- Not only does Ohio’s per capita contribution of 62 cents per capita falls between the levels of South Dakota and Mississippi, but it compares very poorly to the $57.71 average of our neighboring states of similar population -- Illinois, Pennsylvania and Michigan. While ODOT has tried to flex limited Federal dollars to transit infrastructure, Ohio’s constitutional restrictions on the use of state collected gas tax funds has made it a difficult task to provide what is needed to transit.
Why should Ohio invest more in public transit?
- If Ohioans can’t get to jobs, or to educational institutions, Ohio’s economy will move backward, and not forward.
- The need and demand for transit is changing due to demographic changes and cultural preferences. Millennials, for example, are much more interested in living in cities where walking, biking and public transit are viable transportation choices. If the State of Ohio does not give them the amenities that they want, they will simply move to locations that will. I contend that Ohio can’t afford to let that happen.
- In many portions of Ohio, access to health care is compromised due to inadequate public transit services. Health and human services are increasingly focused on serving people in their communities and encouraging the elderly to age in place. Implementing these programs require a corresponding investment in public transit.
- There are 27 rural counties in Ohio that do not have any public transit services today, literally stranding thousands of rural senior citizens and those who are economically disadvantaged.
- Public transit is playing an increasingly important role in attracting tourism and tourist dollars. In Greater Cleveland, we would not have been able to attract major tourism activities such as the Senior Games, Gay Games or the 2016 Republican National Convention, without a comprehensive public transportation system. The significant challenge today is to continue the viability of our system due to lack of capital dollars to keep our infrastructure in a state-of-good-repair.
The Transit Needs Study

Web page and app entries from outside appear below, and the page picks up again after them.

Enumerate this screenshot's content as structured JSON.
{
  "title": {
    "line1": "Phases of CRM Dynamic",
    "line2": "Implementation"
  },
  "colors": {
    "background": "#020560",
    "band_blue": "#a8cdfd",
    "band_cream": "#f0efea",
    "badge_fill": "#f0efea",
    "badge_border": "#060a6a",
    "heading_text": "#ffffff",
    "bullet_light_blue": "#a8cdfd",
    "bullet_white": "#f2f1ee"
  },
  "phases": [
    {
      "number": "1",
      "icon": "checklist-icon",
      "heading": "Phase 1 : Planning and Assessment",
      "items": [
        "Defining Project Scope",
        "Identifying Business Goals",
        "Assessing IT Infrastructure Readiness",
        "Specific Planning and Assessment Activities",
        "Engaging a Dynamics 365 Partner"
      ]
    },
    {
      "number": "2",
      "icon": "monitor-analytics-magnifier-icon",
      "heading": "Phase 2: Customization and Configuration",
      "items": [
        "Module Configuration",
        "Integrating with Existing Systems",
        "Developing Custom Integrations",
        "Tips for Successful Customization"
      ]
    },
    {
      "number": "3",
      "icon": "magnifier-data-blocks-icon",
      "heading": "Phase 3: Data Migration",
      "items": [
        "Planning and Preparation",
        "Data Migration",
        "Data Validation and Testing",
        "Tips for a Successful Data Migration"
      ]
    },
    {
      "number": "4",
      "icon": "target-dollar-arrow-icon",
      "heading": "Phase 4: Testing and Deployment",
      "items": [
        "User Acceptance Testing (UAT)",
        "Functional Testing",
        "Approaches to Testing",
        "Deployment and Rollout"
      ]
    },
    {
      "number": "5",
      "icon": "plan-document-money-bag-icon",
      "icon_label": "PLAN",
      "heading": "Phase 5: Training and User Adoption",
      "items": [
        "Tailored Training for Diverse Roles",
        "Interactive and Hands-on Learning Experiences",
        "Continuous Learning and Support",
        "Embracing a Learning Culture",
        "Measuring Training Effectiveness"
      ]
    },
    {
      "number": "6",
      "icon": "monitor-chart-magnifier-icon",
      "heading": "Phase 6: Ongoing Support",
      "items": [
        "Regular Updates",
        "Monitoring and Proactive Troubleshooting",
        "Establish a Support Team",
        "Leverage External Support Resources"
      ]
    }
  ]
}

The Transit Needs Study calls for more transit, and more funding for transit from the State of Ohio over the next 10 years. We understand that it will likely be a marathon and not a sprint. The study suggests that:
- Existing ODOT resources be further directed to transit infrastructure needs.
- A move to further regionalize transit services and enhance coordination.
- The study suggests the establishment of a Blue Ribbon Funding committee to identify and forward a plan for dedicated statewide funding for transit.
I am here today to ask that you fully support the recommendations in the Statewide Transit Needs Study and fully support the Governor and ODOT’s implementation of these recommendations.
The real question is not if the State of Ohio can afford to invest more in public transit, but if the State of Ohio can afford not to.
There is one additional item we ask for consideration. ORC 306 would permit public transit authorities to accept funds from philanthropic sources and foundations. Accepting such contributions is currently allowed for County Transit Boards, but is prohibited for Transit Authorities. Allowing the acceptance of resources from such entities will certainly not address the total funding crisis, but in certain unique circumstances, may provide some benefit.
Thank you for your time and attention.